The project features a number of unit tests. If you develop a new part of the project, your are encouraged to write them. Not only it makes your life easier (as it is much easier to code and debug against tests), but you also ensure that nobody will break your code in the future without knowing about it.
All tests are run on every commit and pull request on GitHub automatically. If the tests fail, you will be notified via email.
Running the test
You can easily run the test via
rmake --test <argument>. You can specify the
rmake --test --all Compile and run all configured tests rmake --test <testTargetName>... Compile and run test for target rmake --test <pathName>... Compile and run tests from given path prefix rmake --test <suitename>... Compile and run tests from given suite
The command will compile and run specified tests. Also, the tab-completion shows you the available options. Note that only tests from configured suites are available.
You can specify the test based on the same criterion as compilation targets. So you can run tests for the whole suite, given a test or all tests in the specified path prefix. For the sake of simplicity, you currently cannot pass any arguments to the tests. If you need to do so, you can always invoke the test executable directly.
For the purposes of RoFI, a test is an executable in
PATH that satisfies the
its name starts with the prefix test-,
it has an associated CMake target in one of the projects,
it can run with no command line arguments,
if and only if the tests fails, the return code is non-zero, and
it gives user-readable output on the stdout/stderr indicating what went wrong in the case of failure.
Usually, a test will a be Catch2 binary registered in CMake. But it can also be e.g., a shell script or Python script that setups much more complex tests. In case of hardware, it can be a script that flashes the target microcontroller with a test binary and captures the output on a debug serial line.
Writing test for C++
As most of the components for RoFI are written in C++, we provide a simple guide for writing C++ tests. We use Catch2 as the primary testing framework. You should use it if don’t have a particular reason to not use it.
Most of the compilation suites already provide it, so simply include it in your CMake like this:
And that’s everything you need. Now you can just write test source files in the test directory.
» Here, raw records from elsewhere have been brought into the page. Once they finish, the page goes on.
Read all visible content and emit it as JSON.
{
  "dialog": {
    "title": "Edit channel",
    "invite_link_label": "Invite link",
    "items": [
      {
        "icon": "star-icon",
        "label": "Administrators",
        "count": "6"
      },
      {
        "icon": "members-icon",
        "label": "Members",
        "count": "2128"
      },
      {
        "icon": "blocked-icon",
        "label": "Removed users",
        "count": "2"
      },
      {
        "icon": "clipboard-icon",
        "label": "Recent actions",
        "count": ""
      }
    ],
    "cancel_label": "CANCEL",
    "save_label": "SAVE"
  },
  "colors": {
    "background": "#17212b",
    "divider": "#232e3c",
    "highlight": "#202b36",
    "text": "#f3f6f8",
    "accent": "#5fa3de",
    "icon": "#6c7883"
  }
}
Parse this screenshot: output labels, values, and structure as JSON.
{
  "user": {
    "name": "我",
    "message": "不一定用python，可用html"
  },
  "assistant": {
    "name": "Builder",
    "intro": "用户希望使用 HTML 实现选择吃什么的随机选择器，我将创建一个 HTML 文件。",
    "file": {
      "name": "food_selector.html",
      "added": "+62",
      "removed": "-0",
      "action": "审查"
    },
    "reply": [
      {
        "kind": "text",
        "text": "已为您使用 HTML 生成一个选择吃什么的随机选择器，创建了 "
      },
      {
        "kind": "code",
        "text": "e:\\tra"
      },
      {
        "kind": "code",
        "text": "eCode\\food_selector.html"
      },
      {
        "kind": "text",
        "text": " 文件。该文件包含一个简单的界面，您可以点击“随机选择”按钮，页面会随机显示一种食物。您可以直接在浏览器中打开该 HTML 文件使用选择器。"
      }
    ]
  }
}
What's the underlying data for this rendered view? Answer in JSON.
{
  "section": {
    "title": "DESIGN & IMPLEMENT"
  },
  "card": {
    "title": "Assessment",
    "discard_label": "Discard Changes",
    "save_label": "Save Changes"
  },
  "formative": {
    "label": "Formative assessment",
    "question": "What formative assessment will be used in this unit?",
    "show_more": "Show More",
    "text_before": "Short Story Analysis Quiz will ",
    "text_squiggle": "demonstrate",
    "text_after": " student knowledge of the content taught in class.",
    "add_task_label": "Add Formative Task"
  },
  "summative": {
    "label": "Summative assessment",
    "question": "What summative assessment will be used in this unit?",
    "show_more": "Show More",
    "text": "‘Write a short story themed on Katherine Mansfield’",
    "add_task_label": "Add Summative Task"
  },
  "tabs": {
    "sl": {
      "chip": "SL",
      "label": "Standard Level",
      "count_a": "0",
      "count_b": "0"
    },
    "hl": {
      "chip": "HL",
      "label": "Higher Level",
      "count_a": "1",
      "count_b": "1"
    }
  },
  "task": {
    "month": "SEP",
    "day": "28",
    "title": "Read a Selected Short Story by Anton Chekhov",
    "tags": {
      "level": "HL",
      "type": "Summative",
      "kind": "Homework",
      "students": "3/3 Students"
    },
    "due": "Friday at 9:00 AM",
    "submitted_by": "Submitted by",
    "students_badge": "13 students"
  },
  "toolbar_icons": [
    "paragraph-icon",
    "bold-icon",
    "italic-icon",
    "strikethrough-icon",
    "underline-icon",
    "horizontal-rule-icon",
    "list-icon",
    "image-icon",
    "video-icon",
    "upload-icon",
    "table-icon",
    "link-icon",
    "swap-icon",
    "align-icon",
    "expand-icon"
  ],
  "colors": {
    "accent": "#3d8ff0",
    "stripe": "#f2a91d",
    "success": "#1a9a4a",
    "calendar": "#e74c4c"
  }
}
See Catch2 tutorial for more details.
If your software module is not header-only, it makes sense to extract it into a static library and link that library to your executable and tests. It will significantly speed-up the compilation as you don’t have to compile all sources twice.